by Nicholson Baker
(Simon & Schuster, 2009)
Prose in Slow Motion
'Paul Chowder' (the fictitious narrator of Nicholson Baker's latest, stream-of-consciousness novel) is - we're asked to believe - a middling, lower-high ranking American poet, once the recipient of a Guggenheim Fellowship and a rumoured long-list candidate for the Laureateship - now reduced to compiling an anthology of formal verse, provisionally entitled Only Rhyme.
'Chowder' comes kitted-out with a number of deeply-engrained beliefs/prejudices concerning modern poetry - plus an on-off relationship with a sympathetic-though-estranged girlfriend, 'Roz', (which serves as the novel's 'back-story'). He writes what he calls 'Plums' - trashy vers libre - but disparages the format, considering it 'prose in slow motion'. His 'narration' consists almost entirely of anecdotes, opinions, potted dissertations on the lives and works of favoured writers, and prosodic-metrical assertions (which I won't reproduce for fear of alienating non-partisan readers). I found it all quite fascinating - but, then, I suppose I would.
Baker, the novelist, is self-evidently a 'poetry buff'. Whether 'Paul Chowder''s tendentiously held views reflect his own (or not) is, of course, a matter for speculation. Only once - when 'Chowder' ventures that W.H.Auden's verse displays a marked decline from the time when he, Auden, began experimenting with amphetamines - did I find myself shaking my head in confirmed disagreement.
'Chowder'/Baker disdains unbridled Mod/post-Modernism, which he blames on the Futurist, proto-fascist Filippo Marinetti. He dislikes long poems. He's very cynical/undeceived about 'poetry politics'. He reckons real poetry is still operating, almost subliminally, certainly haphazardly, within pop lyrics and tv sit-coms. He feels that it may still be fostered by nursery rhymes and baby-talk - though it was almost annihilated by Algernon Charles Swinburne who, basically, was too proficient at it. He sees modern poets as competitively climbing a kind of vertiginous ladder-in-the-sky (watched by academic commentators like Helen Vendler who occupy a safe 'dirigable' off to one side). And, O yes, 'Iambic Pentameter' is a complete misnomer. 'Chowder'/Baker is both knowledgeable and 'funny' (the latter in a sly/sour/flippant way). His dicta have found a way of insinuating themselves semi-eradicably into my consciousness, a little after the manner of a pungent, chip-shop aroma into a shirt's fabric.

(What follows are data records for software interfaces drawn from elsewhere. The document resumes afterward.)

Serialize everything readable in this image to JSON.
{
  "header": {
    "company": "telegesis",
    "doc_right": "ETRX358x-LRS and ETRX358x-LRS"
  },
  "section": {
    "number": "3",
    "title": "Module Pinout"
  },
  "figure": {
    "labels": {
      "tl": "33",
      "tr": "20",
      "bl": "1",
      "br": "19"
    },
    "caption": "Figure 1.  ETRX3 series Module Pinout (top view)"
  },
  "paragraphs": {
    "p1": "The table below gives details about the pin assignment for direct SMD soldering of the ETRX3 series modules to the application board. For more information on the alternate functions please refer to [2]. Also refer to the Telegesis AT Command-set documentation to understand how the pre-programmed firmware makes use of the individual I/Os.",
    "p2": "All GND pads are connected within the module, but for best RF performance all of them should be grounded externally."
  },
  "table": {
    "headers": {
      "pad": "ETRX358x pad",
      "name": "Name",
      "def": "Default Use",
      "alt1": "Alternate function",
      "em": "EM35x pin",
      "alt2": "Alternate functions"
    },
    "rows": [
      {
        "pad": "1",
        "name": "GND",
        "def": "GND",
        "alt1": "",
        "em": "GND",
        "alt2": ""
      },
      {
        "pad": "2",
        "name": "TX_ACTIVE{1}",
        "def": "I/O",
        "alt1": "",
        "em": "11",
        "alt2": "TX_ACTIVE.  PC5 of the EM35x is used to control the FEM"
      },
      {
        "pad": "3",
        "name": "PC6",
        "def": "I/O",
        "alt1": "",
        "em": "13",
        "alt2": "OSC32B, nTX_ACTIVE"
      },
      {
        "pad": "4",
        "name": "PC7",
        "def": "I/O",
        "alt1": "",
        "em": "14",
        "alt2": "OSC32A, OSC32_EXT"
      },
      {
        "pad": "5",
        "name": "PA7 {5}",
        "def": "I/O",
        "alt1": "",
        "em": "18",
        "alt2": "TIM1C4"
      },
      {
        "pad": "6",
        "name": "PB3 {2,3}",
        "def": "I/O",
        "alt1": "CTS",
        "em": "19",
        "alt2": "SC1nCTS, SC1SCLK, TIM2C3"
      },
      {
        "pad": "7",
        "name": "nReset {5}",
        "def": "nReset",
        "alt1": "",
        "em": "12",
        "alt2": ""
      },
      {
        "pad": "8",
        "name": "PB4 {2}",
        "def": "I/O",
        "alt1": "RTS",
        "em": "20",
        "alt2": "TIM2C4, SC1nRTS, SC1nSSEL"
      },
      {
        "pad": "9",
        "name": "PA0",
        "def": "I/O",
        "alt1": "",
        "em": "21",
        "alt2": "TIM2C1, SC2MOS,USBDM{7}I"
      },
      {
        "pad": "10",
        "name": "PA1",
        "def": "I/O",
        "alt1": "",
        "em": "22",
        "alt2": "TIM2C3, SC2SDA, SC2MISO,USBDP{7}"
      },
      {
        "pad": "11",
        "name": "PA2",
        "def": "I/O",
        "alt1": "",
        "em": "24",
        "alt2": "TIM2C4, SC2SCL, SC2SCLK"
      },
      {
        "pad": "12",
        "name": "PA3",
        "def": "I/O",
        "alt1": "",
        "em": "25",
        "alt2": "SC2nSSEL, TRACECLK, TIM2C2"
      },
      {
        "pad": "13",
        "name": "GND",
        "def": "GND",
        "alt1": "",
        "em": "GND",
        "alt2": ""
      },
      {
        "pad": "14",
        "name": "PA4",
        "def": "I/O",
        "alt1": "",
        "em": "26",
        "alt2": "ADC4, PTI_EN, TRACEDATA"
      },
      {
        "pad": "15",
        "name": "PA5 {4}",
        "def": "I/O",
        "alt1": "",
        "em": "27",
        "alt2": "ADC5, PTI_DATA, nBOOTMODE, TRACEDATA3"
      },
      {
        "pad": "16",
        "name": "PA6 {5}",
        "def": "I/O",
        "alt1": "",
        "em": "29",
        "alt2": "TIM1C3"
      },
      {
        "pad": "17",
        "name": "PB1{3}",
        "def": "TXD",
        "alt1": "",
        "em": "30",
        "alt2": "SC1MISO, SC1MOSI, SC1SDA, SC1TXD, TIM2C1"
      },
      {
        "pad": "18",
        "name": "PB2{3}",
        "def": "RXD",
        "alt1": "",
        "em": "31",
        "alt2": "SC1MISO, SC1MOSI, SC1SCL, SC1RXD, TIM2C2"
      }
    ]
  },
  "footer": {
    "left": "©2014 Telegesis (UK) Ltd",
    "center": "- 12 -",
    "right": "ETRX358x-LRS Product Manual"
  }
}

I must confess that I'm genuinely grateful to Nicholson Baker for causing me to revisit the work of Sara Teasdale.
Eventually, I found myself asking: can The Anthologist be numbered amongst the 'Great Novels'? Will it be read in one hundred years time? The answer to both questions (and I suspect Baker might even agree) is a sympathetic, emphatic, 'No'. Perhaps 'Chowder' would have done better to disseminate his anthology (rather than his own, fairly execrable, verse); or Baker could have written the academic study which this book so nearly is - even in the knowledge that his sales would diminish exponentially. Somehow, the 'Human interest' factor remains absent (for all of Paul and Roz's semi-detached chaconne). A curio rather than a 'classic', a 'good read' rather than a good book,The Anthologist, like its fictive protagonist, remains something of a 'striver': a 'contender', but of robust, Second Division status.
Kevin Saving © 2010